Nancy Palmer has left her post as the executive director of the Georgia Craft Brewers Guild to become the director of government affairs at the Georgia Chamber of Commerce.
Palmer, the first woman to receive the Brewers Association’s F.X. Matt Defense of the Industry Award, started at the Georgia Chamber of Commerce in November. She had served as executive director of the guild since being promoted to the post in July 2014.
“The guild provided me with an incredible opportunity to learn about the industry, learn how to do government affairs, and work at a place where I got to have a real genuine lasting effect, which is very, very rewarding” Palmer told Brewbound.
In her new role, Palmer will work on behalf of the chamber’s more than 47,000 member businesses “in myriad ways and on a myriad of issues.” Specifically, she will serve on the government affairs team, lobbying at the statehouse on issues such as taxation civil judicial reforms.
For Palmer, the timing was right to make a career change and work within a larger organization.

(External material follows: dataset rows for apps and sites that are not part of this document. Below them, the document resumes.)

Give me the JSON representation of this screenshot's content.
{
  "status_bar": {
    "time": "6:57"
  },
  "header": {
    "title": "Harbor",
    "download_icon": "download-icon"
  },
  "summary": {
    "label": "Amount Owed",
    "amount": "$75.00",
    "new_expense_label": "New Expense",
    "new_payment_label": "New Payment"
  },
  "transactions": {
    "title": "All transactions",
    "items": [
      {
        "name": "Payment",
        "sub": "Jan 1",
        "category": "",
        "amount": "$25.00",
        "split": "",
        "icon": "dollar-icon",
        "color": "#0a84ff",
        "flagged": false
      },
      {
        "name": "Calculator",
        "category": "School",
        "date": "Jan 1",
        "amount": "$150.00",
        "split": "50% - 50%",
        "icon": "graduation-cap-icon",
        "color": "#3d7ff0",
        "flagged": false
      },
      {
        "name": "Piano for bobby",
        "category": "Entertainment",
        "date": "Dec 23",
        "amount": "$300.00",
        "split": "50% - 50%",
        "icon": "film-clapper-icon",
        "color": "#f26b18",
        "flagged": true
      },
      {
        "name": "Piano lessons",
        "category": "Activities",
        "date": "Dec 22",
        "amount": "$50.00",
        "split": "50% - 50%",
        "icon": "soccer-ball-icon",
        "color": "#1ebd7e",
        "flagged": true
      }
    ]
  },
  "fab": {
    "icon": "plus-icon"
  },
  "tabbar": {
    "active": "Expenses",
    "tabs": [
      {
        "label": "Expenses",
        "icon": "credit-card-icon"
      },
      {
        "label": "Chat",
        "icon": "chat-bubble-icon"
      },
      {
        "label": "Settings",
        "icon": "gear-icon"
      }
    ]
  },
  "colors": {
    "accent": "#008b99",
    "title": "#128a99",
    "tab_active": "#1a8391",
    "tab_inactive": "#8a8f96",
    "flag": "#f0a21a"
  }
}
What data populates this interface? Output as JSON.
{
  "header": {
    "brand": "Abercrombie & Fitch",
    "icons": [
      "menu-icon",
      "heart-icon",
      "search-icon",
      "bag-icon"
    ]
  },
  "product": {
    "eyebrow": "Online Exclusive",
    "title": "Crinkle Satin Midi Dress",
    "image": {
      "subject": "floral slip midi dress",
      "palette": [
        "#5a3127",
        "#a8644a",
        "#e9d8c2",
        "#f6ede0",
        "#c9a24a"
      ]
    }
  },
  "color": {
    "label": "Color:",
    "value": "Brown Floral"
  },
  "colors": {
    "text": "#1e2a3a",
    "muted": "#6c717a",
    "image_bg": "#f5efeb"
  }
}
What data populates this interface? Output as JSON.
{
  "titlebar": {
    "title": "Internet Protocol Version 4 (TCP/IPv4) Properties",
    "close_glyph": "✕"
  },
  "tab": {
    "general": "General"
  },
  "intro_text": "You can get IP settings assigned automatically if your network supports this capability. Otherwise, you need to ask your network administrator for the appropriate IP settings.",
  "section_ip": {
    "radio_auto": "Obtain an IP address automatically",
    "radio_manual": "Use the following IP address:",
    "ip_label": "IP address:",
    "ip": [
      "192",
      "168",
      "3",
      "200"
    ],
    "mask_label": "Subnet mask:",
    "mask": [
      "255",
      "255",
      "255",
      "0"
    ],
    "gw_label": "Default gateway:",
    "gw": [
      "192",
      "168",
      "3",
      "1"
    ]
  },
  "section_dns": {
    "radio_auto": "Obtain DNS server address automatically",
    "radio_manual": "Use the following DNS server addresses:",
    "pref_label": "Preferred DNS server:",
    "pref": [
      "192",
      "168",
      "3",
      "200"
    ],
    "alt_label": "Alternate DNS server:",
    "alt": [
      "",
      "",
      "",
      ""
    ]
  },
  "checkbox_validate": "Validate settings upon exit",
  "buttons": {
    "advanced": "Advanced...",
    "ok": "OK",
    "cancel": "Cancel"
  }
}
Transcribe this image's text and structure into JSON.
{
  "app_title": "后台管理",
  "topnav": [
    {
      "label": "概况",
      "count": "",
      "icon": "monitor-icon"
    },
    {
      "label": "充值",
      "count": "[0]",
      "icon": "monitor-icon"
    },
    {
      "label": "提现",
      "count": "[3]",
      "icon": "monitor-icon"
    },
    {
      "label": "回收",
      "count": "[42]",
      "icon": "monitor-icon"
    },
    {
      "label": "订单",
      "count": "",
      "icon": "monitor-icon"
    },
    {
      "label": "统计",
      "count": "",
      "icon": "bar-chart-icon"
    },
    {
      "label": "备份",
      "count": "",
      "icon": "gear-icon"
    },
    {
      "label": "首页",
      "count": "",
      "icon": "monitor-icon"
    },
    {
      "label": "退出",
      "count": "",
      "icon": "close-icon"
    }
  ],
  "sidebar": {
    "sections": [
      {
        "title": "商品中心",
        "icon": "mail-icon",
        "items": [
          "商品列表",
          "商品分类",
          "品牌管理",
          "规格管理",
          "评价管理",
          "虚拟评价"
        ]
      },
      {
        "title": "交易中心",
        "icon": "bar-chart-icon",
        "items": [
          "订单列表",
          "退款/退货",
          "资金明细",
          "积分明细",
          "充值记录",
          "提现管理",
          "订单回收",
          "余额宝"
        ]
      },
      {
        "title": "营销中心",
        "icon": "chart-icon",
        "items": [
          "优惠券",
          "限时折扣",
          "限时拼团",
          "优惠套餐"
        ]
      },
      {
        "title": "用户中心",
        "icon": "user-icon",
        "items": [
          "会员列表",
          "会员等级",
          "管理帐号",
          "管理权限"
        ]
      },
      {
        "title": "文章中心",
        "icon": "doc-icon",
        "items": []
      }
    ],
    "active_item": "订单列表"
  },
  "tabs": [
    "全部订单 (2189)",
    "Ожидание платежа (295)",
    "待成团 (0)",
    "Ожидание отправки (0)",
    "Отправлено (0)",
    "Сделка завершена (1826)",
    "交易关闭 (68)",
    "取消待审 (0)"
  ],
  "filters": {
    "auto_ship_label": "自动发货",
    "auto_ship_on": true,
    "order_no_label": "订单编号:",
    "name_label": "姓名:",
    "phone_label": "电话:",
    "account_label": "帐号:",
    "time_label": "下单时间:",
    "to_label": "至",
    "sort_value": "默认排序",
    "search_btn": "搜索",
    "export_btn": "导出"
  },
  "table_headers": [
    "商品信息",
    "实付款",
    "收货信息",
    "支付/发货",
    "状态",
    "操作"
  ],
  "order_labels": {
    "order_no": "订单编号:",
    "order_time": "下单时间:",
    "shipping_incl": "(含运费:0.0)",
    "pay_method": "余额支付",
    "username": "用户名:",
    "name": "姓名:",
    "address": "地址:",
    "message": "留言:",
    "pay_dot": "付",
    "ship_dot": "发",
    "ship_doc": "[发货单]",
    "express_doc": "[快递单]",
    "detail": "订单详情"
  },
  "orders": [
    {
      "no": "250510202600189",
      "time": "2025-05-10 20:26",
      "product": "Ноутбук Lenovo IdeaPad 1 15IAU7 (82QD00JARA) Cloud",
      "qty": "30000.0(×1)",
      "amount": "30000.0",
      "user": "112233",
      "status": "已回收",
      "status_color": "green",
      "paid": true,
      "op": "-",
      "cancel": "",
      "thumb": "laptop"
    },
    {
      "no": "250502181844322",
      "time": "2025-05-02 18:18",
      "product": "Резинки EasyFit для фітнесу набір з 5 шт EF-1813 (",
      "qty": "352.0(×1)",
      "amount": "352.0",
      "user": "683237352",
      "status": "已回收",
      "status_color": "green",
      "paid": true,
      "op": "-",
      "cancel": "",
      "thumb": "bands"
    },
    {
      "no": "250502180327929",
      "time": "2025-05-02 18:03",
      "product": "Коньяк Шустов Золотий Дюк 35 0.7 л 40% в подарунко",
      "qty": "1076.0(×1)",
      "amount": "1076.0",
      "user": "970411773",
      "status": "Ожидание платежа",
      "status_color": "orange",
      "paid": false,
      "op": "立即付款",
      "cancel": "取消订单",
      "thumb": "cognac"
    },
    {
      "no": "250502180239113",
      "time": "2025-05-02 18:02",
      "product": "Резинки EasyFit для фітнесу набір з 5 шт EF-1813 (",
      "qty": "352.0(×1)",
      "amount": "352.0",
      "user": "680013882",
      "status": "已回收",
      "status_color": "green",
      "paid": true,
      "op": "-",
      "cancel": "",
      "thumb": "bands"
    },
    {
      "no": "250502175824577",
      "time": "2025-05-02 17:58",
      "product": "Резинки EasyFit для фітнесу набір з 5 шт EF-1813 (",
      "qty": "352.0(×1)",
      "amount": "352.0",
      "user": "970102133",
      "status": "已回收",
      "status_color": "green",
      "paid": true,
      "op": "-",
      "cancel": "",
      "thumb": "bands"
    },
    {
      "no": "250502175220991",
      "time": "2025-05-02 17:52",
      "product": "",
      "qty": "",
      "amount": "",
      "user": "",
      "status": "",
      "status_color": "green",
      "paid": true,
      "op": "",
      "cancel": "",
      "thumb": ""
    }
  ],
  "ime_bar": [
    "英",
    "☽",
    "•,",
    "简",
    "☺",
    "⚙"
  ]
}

“Working for the guild is exciting and invigorating because you’re really kind of self-directed and you can really dig into issues,” she said. “But also at the same time, it’s lonely. I think any executive director at a state guild can tell you that there are times when it’s lonely. You don’t have coworkers, necessarily, or people who you are regularly bouncing ideas off of. Just on a personal level, I realized that I hadn’t had coworkers in about 10 years, and I should get around to having them.”
Kevin Ryan, CEO of Service Brewing Company and president of the guild’s board of directors, called Palmer “a force” and admitted that the guild has “big shoes to fill.”
“Losing an executive director who won the F.X. Matt award is obviously a huge hit to the guild,” he said
As the guild searches for a replacement for Palmer, Ryan will serve as interim executive director. As part of the hiring process, the guild has formed a hiring company and began posting the job description, which will run through January 12.
“We’ve got over 28 resumes submitted already,” he said.
According to Ryan, the guild is looking for an executive director who can push the guild’s legislative agenda, while also unifying the state’s more than 80 craft breweries.
As for Palmer, she left a lasting impact on the state. She is credited with helping enact a number of legislative reforms, among the biggest is the 2017 passage of Senate Bill 85, which allowed the state’s breweries to sell up to 3,000 barrels annually, directly to consumers, for on-premise consumption in brewery-owned taprooms.
“That piece of legislation, the way that it changed the industry in Georgia, was dramatic,” Palmer said. “I think for anyone involved — craft brewers, wholesalers, retailers and everyone else — the change was overwhelmingly positive.”
Georgia was among the last, if not the last, state in the nation to bar direct sales and instead required a cumbersome and confusing system in which breweries were required to sell tours and offer “free” samples.
Meanwhile, there are still legislative reforms on the table in Georgia. Among the issues facing the guild’s next executive director will be addressing brewers’ inability to self-distribute their products and loosening franchise laws that lock beer companies into contracts with their wholesalers. Those efforts are already in motion as part of House Bill 738, which was introduced at the end of the 2019 legislative session.
“That’s the start of where we begin negotiations with our wholesalers,” Ryan said.
When the second half of the 155th Georgia General Assembly resumes on January 20, 2020, that legislation will still be alive and up for consideration
In the meantime, Georgia brewers may get a boost from a new Department of Revenue rule that would make it easier for the state’s craft brewers to transfer malt beverages between facilities that share 100% ownership. A hearing is set on the rule on December 23.
“That would be a huge game changer,” Palmer said.
Palmer is one of several executive director changes in recent years, including North Carolina, Colorado and Oregon.